When we expect the best in life, our health and life expectancy improve.
This special emotion is a constant in our lives that helps us achieve what might have been beyond our reach.
Hope thrives inside us the moment we are born. As infants we cry out, hoping for comfort. As young children, we anticipate special days and the rituals that go with them, while when we are adolescents, we want a particular boy or girl to like us, a driver’s license and a college acceptance letter. Young adults hope to find a life partner, build a successful career and have a firstborn. We yearn for a loving family to care for us and a long life in our sunset years. While hope evolves and changes throughout our lifetimes, the feelings, motivational benefits and successful outcomes stay the same.
More than 20 years of experience and numerous clinical studies have shown me that those who live in a “hopeful” state tend to be more motivated, driven and adventurous, all of which tend to reinforce a strong sense of self-worth and provide more moments of happiness. They benefit from more satisfaction in their chosen careers, have greater romantic success and more friends. They tend to be excited with the possibilities in their lives and surround themselves with successful, hopeful others. As an added bonus, research has proved again and again that happy, hopeful, productive people with solid support systems benefit from a longer, healthier life.

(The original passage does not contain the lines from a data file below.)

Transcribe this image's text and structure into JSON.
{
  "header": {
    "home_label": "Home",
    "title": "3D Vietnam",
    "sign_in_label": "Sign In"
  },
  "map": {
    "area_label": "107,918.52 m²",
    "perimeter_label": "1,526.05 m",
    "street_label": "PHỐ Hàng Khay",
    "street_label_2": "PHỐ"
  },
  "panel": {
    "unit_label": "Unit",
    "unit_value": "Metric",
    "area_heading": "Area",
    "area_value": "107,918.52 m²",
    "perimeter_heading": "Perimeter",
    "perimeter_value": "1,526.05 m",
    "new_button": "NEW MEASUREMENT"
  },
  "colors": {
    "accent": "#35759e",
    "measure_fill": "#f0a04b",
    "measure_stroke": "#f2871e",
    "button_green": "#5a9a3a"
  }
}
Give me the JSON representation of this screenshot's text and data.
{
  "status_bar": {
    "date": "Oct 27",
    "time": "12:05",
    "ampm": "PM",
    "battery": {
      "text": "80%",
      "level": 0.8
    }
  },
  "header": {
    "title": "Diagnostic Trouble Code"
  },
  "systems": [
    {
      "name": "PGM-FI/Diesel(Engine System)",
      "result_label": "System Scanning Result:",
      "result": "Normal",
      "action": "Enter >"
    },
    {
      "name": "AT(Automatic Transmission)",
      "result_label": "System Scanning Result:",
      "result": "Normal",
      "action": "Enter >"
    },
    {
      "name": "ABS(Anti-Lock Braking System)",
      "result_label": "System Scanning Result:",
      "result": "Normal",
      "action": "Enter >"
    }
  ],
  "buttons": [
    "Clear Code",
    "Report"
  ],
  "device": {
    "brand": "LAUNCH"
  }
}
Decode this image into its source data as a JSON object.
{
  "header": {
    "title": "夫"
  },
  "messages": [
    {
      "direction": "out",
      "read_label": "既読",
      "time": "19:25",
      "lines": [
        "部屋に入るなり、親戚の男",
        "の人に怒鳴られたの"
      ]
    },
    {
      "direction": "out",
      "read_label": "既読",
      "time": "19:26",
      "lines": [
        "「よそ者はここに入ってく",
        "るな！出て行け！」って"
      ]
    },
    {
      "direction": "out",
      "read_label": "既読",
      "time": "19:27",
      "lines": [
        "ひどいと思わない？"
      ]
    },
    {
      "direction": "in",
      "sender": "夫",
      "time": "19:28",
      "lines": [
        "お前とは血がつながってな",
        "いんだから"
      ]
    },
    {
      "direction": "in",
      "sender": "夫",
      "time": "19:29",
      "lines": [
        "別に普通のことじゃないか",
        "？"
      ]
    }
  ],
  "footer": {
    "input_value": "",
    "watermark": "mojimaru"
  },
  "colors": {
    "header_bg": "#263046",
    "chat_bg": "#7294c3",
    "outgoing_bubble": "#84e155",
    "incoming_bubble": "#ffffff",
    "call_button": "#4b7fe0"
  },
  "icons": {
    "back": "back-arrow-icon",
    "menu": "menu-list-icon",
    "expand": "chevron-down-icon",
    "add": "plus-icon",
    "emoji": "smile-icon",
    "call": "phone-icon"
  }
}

Some people turn up their noses at the very concept of hope without realizing that a hopeful person can accomplish things others might find to be out of reach. We live in what can sometimes be a cynical, critical world. Life delivers hard knocks to everyone, no matter what they believe or how positive their attitude. While a hopeful outlook can be somewhat of a hard-wired character trait—often upbringing, difficulty moving on from life’s disappointments such as divorce or financial problems or just one too many tough times—can cause even the most positive person to have partially or fully put hope away. When this happens, the goal is to coax that glorious and life-changing sense of hope back out and reignite it.
It starts with hope. The first step begins with taking some time to think about goals that are realistic and within reach, being open to exploring new options, rallying your support system, and doing whatever possible to turn hope into something that is real, tangible and happiness-making.
Hope is related to your perceptions about yourself, others and the world around you. If deep down you still believe that good things can happen to you, that life still has possibilities and that you can find a way to make what you are hoping for come true, that is a terrific beginning.
Take a moment and think about all the things that you are continuing to hope for. Are you hoping to accomplish a New Year’s resolution? Reach a new level in your job or relationship? Trying to become a kinder person? Lose some weight? Make a hope list. For each item on that list, think about all the things that you can do to accomplish what you were hoping for, and then get started on the easy ones right away.
Spend time around a person or a group that you consider to be hopeful and optimistic. Hope is contagious. Being around others who see potential and possibility in their lives will have a ripple effect on yours. Consider joining a group focusing on weight loss, volunteering or attending a book club— it’s much easier to stay motivated and hopeful when you are surrounded by individuals with the same goals.
Fill a “hope jar” with slips of paper that include all of the positive things that you hope for. Include the smallest item you can think of, like mastering how to bake cookies without burning them, to larger items, like learning a new skill or finding or improving a relationship. Pull one piece of paper out at the first of every month, and commit to spending the next 30 or so days doing all that you can to accomplish it. Hold onto hope and don’t give up until you’ve turned that idea into a reality.
If you feel you are stuck and struggling to re-ignite the fire of hope, reach out to family or friends who appreciate your assets and skills and ask them to offer input on how you might move forward. Often it takes a person who is wiser than you to help you see how to be your best you.
As a therapist, I am often asked how I hear so many stories on a daily basis that include struggles, fears and pain. My answer has always been that I see at least a sliver of hope in every person and a grain of optimism in every situation. That’s good news for you, because that means that there is hope and optimism living and breathing inside of you.
Stacy Kaiser, the author of How to Be a Grown Up: The Ten Secret Skills Everyone Needs to Know, is a successful licensed psychotherapist, relationship expert and media personality. She has a B.A. in Psychology from California State University, Northridge and her M.A. in Clinical Psychology from Pepperdine University. With more than 100 television appearances on major networks, including CNN, FOX and NBC, and a weekly advice column for USA Today, Stacy has built a reputation for bringing a unique mix of thoughtful and provocative insight to a wide range of topics.